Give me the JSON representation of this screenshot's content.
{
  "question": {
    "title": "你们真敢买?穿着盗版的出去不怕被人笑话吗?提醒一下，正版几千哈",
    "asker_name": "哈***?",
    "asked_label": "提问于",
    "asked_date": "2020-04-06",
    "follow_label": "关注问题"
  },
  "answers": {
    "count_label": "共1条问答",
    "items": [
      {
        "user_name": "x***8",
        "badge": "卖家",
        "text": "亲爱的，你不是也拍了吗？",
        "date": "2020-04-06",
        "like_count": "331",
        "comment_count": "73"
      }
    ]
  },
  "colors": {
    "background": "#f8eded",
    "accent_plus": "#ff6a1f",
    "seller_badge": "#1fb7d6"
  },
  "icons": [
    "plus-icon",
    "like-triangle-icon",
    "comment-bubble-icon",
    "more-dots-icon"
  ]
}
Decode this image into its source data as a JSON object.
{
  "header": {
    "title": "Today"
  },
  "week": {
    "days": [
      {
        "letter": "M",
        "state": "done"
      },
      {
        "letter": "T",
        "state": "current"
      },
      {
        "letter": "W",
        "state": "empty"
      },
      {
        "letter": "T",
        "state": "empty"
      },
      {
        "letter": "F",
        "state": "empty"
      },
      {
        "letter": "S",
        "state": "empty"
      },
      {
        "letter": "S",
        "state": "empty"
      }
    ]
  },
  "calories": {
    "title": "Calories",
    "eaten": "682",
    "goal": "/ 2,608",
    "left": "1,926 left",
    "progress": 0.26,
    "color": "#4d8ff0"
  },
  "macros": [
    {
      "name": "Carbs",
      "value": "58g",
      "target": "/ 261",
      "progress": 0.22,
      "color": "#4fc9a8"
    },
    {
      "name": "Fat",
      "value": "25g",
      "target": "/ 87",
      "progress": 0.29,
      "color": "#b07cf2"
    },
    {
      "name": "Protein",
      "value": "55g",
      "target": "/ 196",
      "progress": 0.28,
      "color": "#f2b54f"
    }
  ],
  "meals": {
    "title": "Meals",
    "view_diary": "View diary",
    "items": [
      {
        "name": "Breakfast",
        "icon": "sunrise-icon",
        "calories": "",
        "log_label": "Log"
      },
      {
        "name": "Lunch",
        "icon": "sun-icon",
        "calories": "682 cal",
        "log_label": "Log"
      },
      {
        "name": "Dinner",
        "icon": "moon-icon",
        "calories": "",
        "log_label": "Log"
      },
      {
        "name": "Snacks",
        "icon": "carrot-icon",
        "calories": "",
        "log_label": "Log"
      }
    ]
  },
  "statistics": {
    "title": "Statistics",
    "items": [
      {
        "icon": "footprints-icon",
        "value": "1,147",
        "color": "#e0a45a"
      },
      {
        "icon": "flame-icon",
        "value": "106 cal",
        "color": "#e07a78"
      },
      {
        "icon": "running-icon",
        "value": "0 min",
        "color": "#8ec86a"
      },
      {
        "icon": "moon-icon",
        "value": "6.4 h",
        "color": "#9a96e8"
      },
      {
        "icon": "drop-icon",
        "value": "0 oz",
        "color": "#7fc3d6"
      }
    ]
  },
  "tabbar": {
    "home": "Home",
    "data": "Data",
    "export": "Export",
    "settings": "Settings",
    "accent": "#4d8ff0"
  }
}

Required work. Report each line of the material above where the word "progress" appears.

Response to the task.
    "progress": 0.26,
      "progress": 0.22,
      "progress": 0.29,
      "progress": 0.28,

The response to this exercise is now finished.